Data extract Start Marker

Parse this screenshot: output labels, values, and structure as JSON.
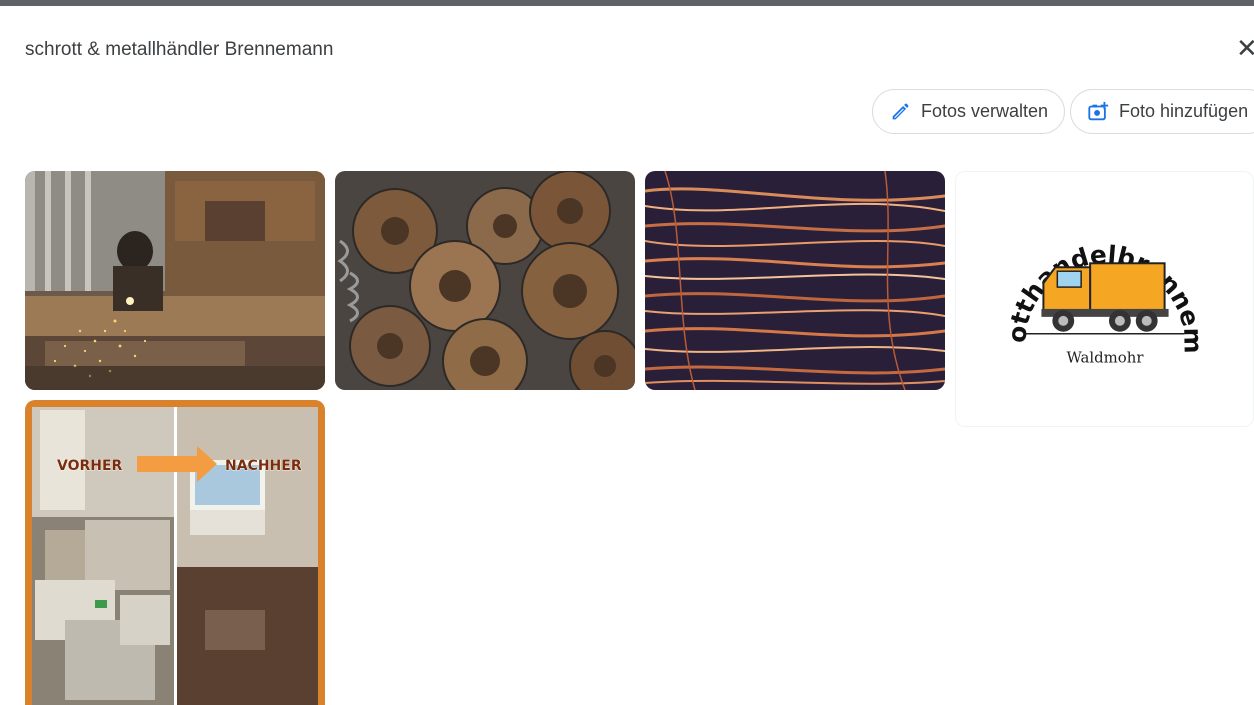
{
  "dialog": {
    "title": "schrott & metallhändler Brennemann",
    "close_icon": "close-icon"
  },
  "actions": {
    "manage_label": "Fotos verwalten",
    "manage_icon": "pencil-icon",
    "add_label": "Foto hinzufügen",
    "add_icon": "add-photo-icon"
  },
  "photos": [
    {
      "subject": "metal-cutting-sparks"
    },
    {
      "subject": "rusty-brake-discs"
    },
    {
      "subject": "copper-wire"
    },
    {
      "subject": "company-logo",
      "logo_text": "Schrotthandelbrennemann",
      "logo_sub": "Waldmohr"
    },
    {
      "subject": "before-after-clearance",
      "before_label": "VORHER",
      "after_label": "NACHHER"
    }
  ],
  "colors": {
    "accent_blue": "#1a73e8",
    "border": "#dadce0",
    "text": "#3c4043",
    "truck_yellow": "#f5a623",
    "frame_orange": "#d9822b"
  }
}
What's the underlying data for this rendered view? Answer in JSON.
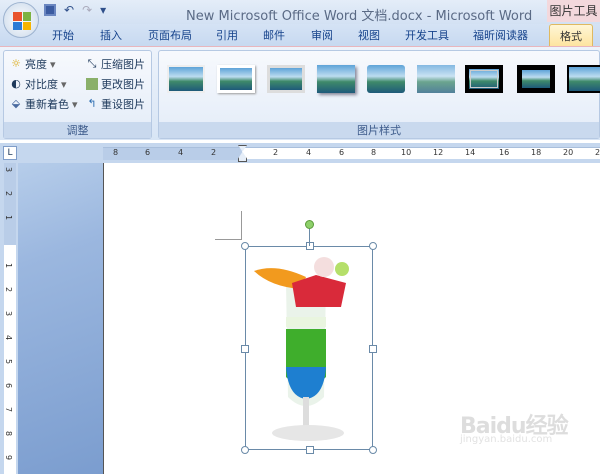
{
  "window": {
    "title": "New Microsoft Office Word 文档.docx - Microsoft Word",
    "contextual_tab_group": "图片工具"
  },
  "quick_access": {
    "save": "save-icon",
    "undo": "↶",
    "redo": "↷",
    "customize": "▾"
  },
  "tabs": [
    {
      "label": "开始"
    },
    {
      "label": "插入"
    },
    {
      "label": "页面布局"
    },
    {
      "label": "引用"
    },
    {
      "label": "邮件"
    },
    {
      "label": "审阅"
    },
    {
      "label": "视图"
    },
    {
      "label": "开发工具"
    },
    {
      "label": "福昕阅读器"
    },
    {
      "label": "格式",
      "active": true
    }
  ],
  "ribbon": {
    "adjust": {
      "label": "调整",
      "items": [
        {
          "label": "亮度",
          "dropdown": "▾"
        },
        {
          "label": "对比度",
          "dropdown": "▾"
        },
        {
          "label": "重新着色",
          "dropdown": "▾"
        },
        {
          "label": "压缩图片"
        },
        {
          "label": "更改图片"
        },
        {
          "label": "重设图片"
        }
      ]
    },
    "picture_styles": {
      "label": "图片样式",
      "count": 9
    }
  },
  "ruler": {
    "corner": "L",
    "h_left": [
      "8",
      "6",
      "4",
      "2"
    ],
    "h_right": [
      "2",
      "4",
      "6",
      "8",
      "10",
      "12",
      "14",
      "16",
      "18",
      "20",
      "2"
    ],
    "v_top": [
      "3",
      "2",
      "1"
    ],
    "v_main": [
      "1",
      "2",
      "3",
      "4",
      "5",
      "6",
      "7",
      "8",
      "9"
    ]
  },
  "watermark": {
    "brand": "Baidu经验",
    "url": "jingyan.baidu.com"
  }
}
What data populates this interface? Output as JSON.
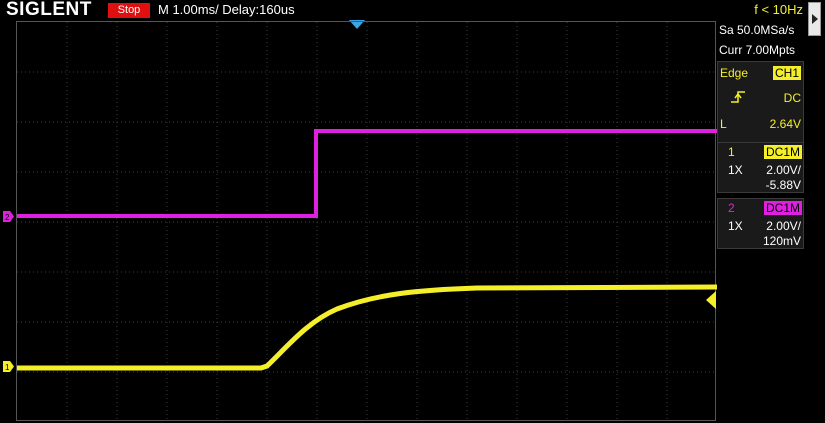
{
  "topbar": {
    "brand": "SIGLENT",
    "run_state": "Stop",
    "timebase": "M 1.00ms/ Delay:160us",
    "frequency": "f < 10Hz"
  },
  "acquisition": {
    "sample_rate": "Sa 50.0MSa/s",
    "memory_depth": "Curr 7.00Mpts"
  },
  "trigger": {
    "type": "Edge",
    "source": "CH1",
    "coupling": "DC",
    "level_label": "L",
    "level": "2.64V"
  },
  "channels": [
    {
      "number": "1",
      "coupling": "DC1M",
      "probe": "1X",
      "scale": "2.00V/",
      "offset": "-5.88V",
      "color": "#f5ef2a"
    },
    {
      "number": "2",
      "coupling": "DC1M",
      "probe": "1X",
      "scale": "2.00V/",
      "offset": "120mV",
      "color": "#e020e0"
    }
  ],
  "colors": {
    "ch1": "#f5ef2a",
    "ch2": "#e020e0",
    "run_stop": "#e01010",
    "grid": "#3c3c3c",
    "trigger_time_marker": "#3aa6e8"
  }
}
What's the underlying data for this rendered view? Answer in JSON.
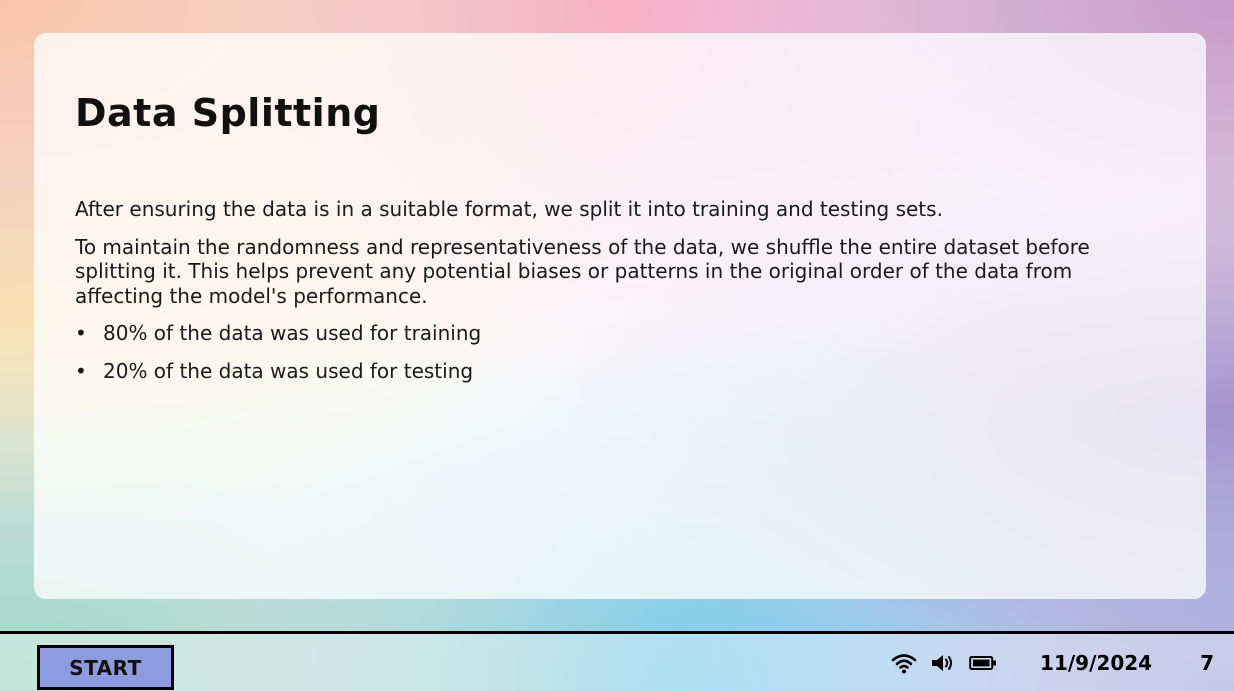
{
  "slide": {
    "title": "Data Splitting",
    "paragraphs": [
      "After ensuring the data is in a suitable format, we split it into training and testing sets.",
      "To maintain the randomness and representativeness of the data, we shuffle the entire dataset before splitting it. This helps prevent any potential biases or patterns in the original order of the data from affecting the model's performance."
    ],
    "bullets": [
      "80% of the data was used for training",
      "20% of the data was used for testing"
    ]
  },
  "taskbar": {
    "start_label": "START",
    "icons": [
      "wifi-icon",
      "speaker-icon",
      "battery-icon"
    ],
    "date": "11/9/2024",
    "notification_count": "7",
    "colors": {
      "start_button": "#8d9be0",
      "border": "#000000"
    }
  }
}
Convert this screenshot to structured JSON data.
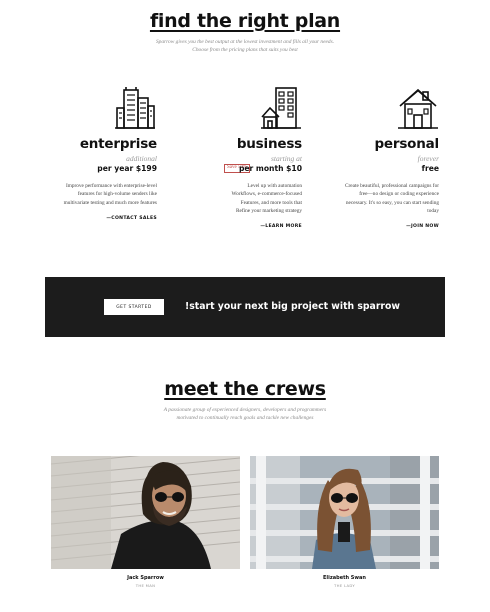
{
  "pricing": {
    "title": "find the right plan",
    "subtitle_line1": "Sparrow gives you the best output at the lowest investment and fills all your needs.",
    "subtitle_line2": "Choose from the pricing plans that suits you best",
    "plans": [
      {
        "icon": "office-building-icon",
        "name": "enterprise",
        "tagline": "additional",
        "price": "per year $199",
        "badge": "",
        "description": [
          "Improve performance with enterprise-level",
          "features for high-volume senders like",
          "multivariate testing and much more features"
        ],
        "link": "—CONTACT SALES"
      },
      {
        "icon": "store-building-icon",
        "name": "business",
        "tagline": "starting at",
        "price": "per month $10",
        "badge": "Save 50%",
        "description": [
          "Level up with automation",
          "Workflows, e-commerce-focused",
          "Features, and more tools that",
          "Refine your marketing strategy"
        ],
        "link": "—LEARN MORE"
      },
      {
        "icon": "house-icon",
        "name": "personal",
        "tagline": "forever",
        "price": "free",
        "badge": "",
        "description": [
          "Create beautiful, professional campaigns for",
          "free—no design or coding experience",
          "necessary. It's so easy, you can start sending",
          "today"
        ],
        "link": "—JOIN NOW"
      }
    ]
  },
  "banner": {
    "button_label": "GET STARTED",
    "text": "!start your next big project with sparrow",
    "background": "#1c1c1c"
  },
  "crew": {
    "title": "meet the crews",
    "subtitle_line1": "A passionate group of experienced designers, developers and programmers",
    "subtitle_line2": "motivated to continually reach goals and tackle new challenges",
    "members": [
      {
        "name": "Jack Sparrow",
        "role": "THE MAN"
      },
      {
        "name": "Elizabeth Swan",
        "role": "THE LADY"
      }
    ]
  }
}
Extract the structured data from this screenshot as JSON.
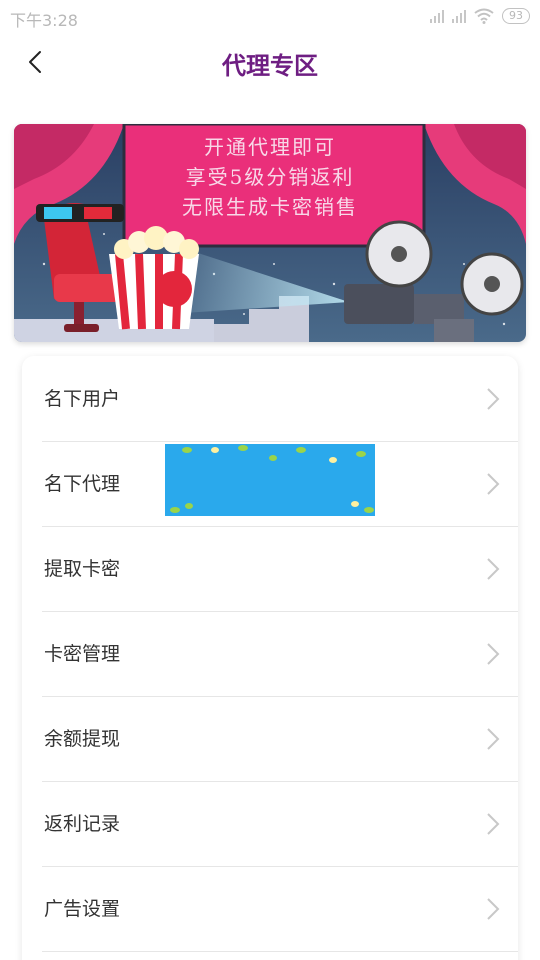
{
  "status_bar": {
    "time": "下午3:28",
    "battery": "93"
  },
  "header": {
    "title": "代理专区"
  },
  "banner": {
    "lines": [
      "开通代理即可",
      "享受5级分销返利",
      "无限生成卡密销售"
    ]
  },
  "menu": {
    "items": [
      {
        "label": "名下用户"
      },
      {
        "label": "名下代理"
      },
      {
        "label": "提取卡密"
      },
      {
        "label": "卡密管理"
      },
      {
        "label": "余额提现"
      },
      {
        "label": "返利记录"
      },
      {
        "label": "广告设置"
      }
    ]
  },
  "colors": {
    "title": "#6e1e82",
    "banner_screen": "#ea2f7a",
    "banner_bg": "#2c4a6e",
    "ad_bg": "#2aa9ec"
  }
}
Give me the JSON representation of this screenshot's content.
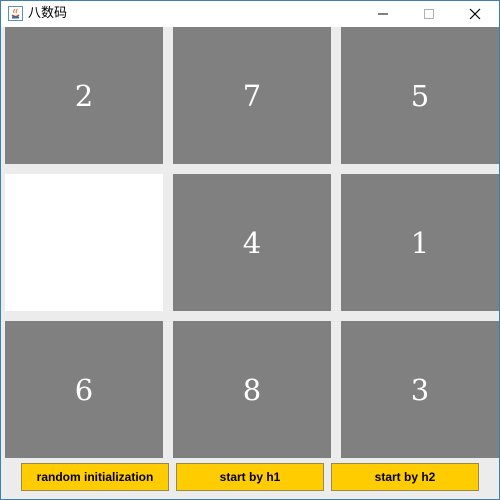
{
  "window": {
    "title": "八数码",
    "icon": "java-icon",
    "controls": [
      "minimize-icon",
      "maximize-icon",
      "close-icon"
    ]
  },
  "board": {
    "tiles": [
      "2",
      "7",
      "5",
      "",
      "4",
      "1",
      "6",
      "8",
      "3"
    ],
    "colors": {
      "tile": "#808080",
      "blank": "#ffffff",
      "background": "#ececec"
    }
  },
  "buttons": {
    "random": "random initialization",
    "h1": "start by h1",
    "h2": "start by h2",
    "color": "#ffcc00"
  }
}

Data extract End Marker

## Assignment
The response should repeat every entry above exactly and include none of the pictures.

## Exercise result
Parse this screenshot: output labels, values, and structure as JSON.
{
  "dialog": {
    "title": "schrott & metallhändler Brennemann",
    "close_icon": "close-icon"
  },
  "actions": {
    "manage_label": "Fotos verwalten",
    "manage_icon": "pencil-icon",
    "add_label": "Foto hinzufügen",
    "add_icon": "add-photo-icon"
  },
  "photos": [
    {
      "subject": "metal-cutting-sparks"
    },
    {
      "subject": "rusty-brake-discs"
    },
    {
      "subject": "copper-wire"
    },
    {
      "subject": "company-logo",
      "logo_text": "Schrotthandelbrennemann",
      "logo_sub": "Waldmohr"
    },
    {
      "subject": "before-after-clearance",
      "before_label": "VORHER",
      "after_label": "NACHHER"
    }
  ],
  "colors": {
    "accent_blue": "#1a73e8",
    "border": "#dadce0",
    "text": "#3c4043",
    "truck_yellow": "#f5a623",
    "frame_orange": "#d9822b"
  }
}
What's the underlying data for this rendered view? Answer in JSON.
{
  "window": {
    "title": "New Microsoft Office Word 文档.docx - Microsoft Word",
    "contextual_tab_group": "图片工具"
  },
  "quick_access": {
    "save": "save-icon",
    "undo": "↶",
    "redo": "↷",
    "customize": "▾"
  },
  "tabs": [
    {
      "label": "开始"
    },
    {
      "label": "插入"
    },
    {
      "label": "页面布局"
    },
    {
      "label": "引用"
    },
    {
      "label": "邮件"
    },
    {
      "label": "审阅"
    },
    {
      "label": "视图"
    },
    {
      "label": "开发工具"
    },
    {
      "label": "福昕阅读器"
    },
    {
      "label": "格式",
      "active": true
    }
  ],
  "ribbon": {
    "adjust": {
      "label": "调整",
      "items": [
        {
          "label": "亮度",
          "dropdown": "▾"
        },
        {
          "label": "对比度",
          "dropdown": "▾"
        },
        {
          "label": "重新着色",
          "dropdown": "▾"
        },
        {
          "label": "压缩图片"
        },
        {
          "label": "更改图片"
        },
        {
          "label": "重设图片"
        }
      ]
    },
    "picture_styles": {
      "label": "图片样式",
      "count": 9
    }
  },
  "ruler": {
    "corner": "L",
    "h_left": [
      "8",
      "6",
      "4",
      "2"
    ],
    "h_right": [
      "2",
      "4",
      "6",
      "8",
      "10",
      "12",
      "14",
      "16",
      "18",
      "20",
      "2"
    ],
    "v_top": [
      "3",
      "2",
      "1"
    ],
    "v_main": [
      "1",
      "2",
      "3",
      "4",
      "5",
      "6",
      "7",
      "8",
      "9"
    ]
  },
  "watermark": {
    "brand": "Baidu经验",
    "url": "jingyan.baidu.com"
  }
}
What data populates this interface? Output as JSON.
{
  "topbar": {
    "brand": "SIGLENT",
    "run_state": "Stop",
    "timebase": "M 1.00ms/ Delay:160us",
    "frequency": "f < 10Hz"
  },
  "acquisition": {
    "sample_rate": "Sa 50.0MSa/s",
    "memory_depth": "Curr 7.00Mpts"
  },
  "trigger": {
    "type": "Edge",
    "source": "CH1",
    "coupling": "DC",
    "level_label": "L",
    "level": "2.64V"
  },
  "channels": [
    {
      "number": "1",
      "coupling": "DC1M",
      "probe": "1X",
      "scale": "2.00V/",
      "offset": "-5.88V",
      "color": "#f5ef2a"
    },
    {
      "number": "2",
      "coupling": "DC1M",
      "probe": "1X",
      "scale": "2.00V/",
      "offset": "120mV",
      "color": "#e020e0"
    }
  ],
  "colors": {
    "ch1": "#f5ef2a",
    "ch2": "#e020e0",
    "run_stop": "#e01010",
    "grid": "#3c3c3c",
    "trigger_time_marker": "#3aa6e8"
  }
}
What's the underlying data for this rendered view? Answer in JSON.
{
  "slide": {
    "title": "Data Splitting",
    "paragraphs": [
      "After ensuring the data is in a suitable format, we split it into training and testing sets.",
      "To maintain the randomness and representativeness of the data, we shuffle the entire dataset before splitting it. This helps prevent any potential biases or patterns in the original order of the data from affecting the model's performance."
    ],
    "bullets": [
      "80% of the data was used for training",
      "20% of the data was used for testing"
    ]
  },
  "taskbar": {
    "start_label": "START",
    "icons": [
      "wifi-icon",
      "speaker-icon",
      "battery-icon"
    ],
    "date": "11/9/2024",
    "notification_count": "7",
    "colors": {
      "start_button": "#8d9be0",
      "border": "#000000"
    }
  }
}
Convert this screenshot to structured JSON data.
{
  "pricing": {
    "title": "find the right plan",
    "subtitle_line1": "Sparrow gives you the best output at the lowest investment and fills all your needs.",
    "subtitle_line2": "Choose from the pricing plans that suits you best",
    "plans": [
      {
        "icon": "office-building-icon",
        "name": "enterprise",
        "tagline": "additional",
        "price": "per year $199",
        "badge": "",
        "description": [
          "Improve performance with enterprise-level",
          "features for high-volume senders like",
          "multivariate testing and much more features"
        ],
        "link": "—CONTACT SALES"
      },
      {
        "icon": "store-building-icon",
        "name": "business",
        "tagline": "starting at",
        "price": "per month $10",
        "badge": "Save 50%",
        "description": [
          "Level up with automation",
          "Workflows, e-commerce-focused",
          "Features, and more tools that",
          "Refine your marketing strategy"
        ],
        "link": "—LEARN MORE"
      },
      {
        "icon": "house-icon",
        "name": "personal",
        "tagline": "forever",
        "price": "free",
        "badge": "",
        "description": [
          "Create beautiful, professional campaigns for",
          "free—no design or coding experience",
          "necessary. It's so easy, you can start sending",
          "today"
        ],
        "link": "—JOIN NOW"
      }
    ]
  },
  "banner": {
    "button_label": "GET STARTED",
    "text": "!start your next big project with sparrow",
    "background": "#1c1c1c"
  },
  "crew": {
    "title": "meet the crews",
    "subtitle_line1": "A passionate group of experienced designers, developers and programmers",
    "subtitle_line2": "motivated to continually reach goals and tackle new challenges",
    "members": [
      {
        "name": "Jack Sparrow",
        "role": "THE MAN"
      },
      {
        "name": "Elizabeth Swan",
        "role": "THE LADY"
      }
    ]
  }
}
Extract the structured data from this screenshot as JSON.
{
  "status_bar": {
    "time": "下午3:28",
    "battery": "93"
  },
  "header": {
    "title": "代理专区"
  },
  "banner": {
    "lines": [
      "开通代理即可",
      "享受5级分销返利",
      "无限生成卡密销售"
    ]
  },
  "menu": {
    "items": [
      {
        "label": "名下用户"
      },
      {
        "label": "名下代理"
      },
      {
        "label": "提取卡密"
      },
      {
        "label": "卡密管理"
      },
      {
        "label": "余额提现"
      },
      {
        "label": "返利记录"
      },
      {
        "label": "广告设置"
      }
    ]
  },
  "colors": {
    "title": "#6e1e82",
    "banner_screen": "#ea2f7a",
    "banner_bg": "#2c4a6e",
    "ad_bg": "#2aa9ec"
  }
}
Give me the JSON representation of this screenshot's content.
{
  "window": {
    "title": "八数码",
    "icon": "java-icon",
    "controls": [
      "minimize-icon",
      "maximize-icon",
      "close-icon"
    ]
  },
  "board": {
    "tiles": [
      "2",
      "7",
      "5",
      "",
      "4",
      "1",
      "6",
      "8",
      "3"
    ],
    "colors": {
      "tile": "#808080",
      "blank": "#ffffff",
      "background": "#ececec"
    }
  },
  "buttons": {
    "random": "random initialization",
    "h1": "start by h1",
    "h2": "start by h2",
    "color": "#ffcc00"
  }
}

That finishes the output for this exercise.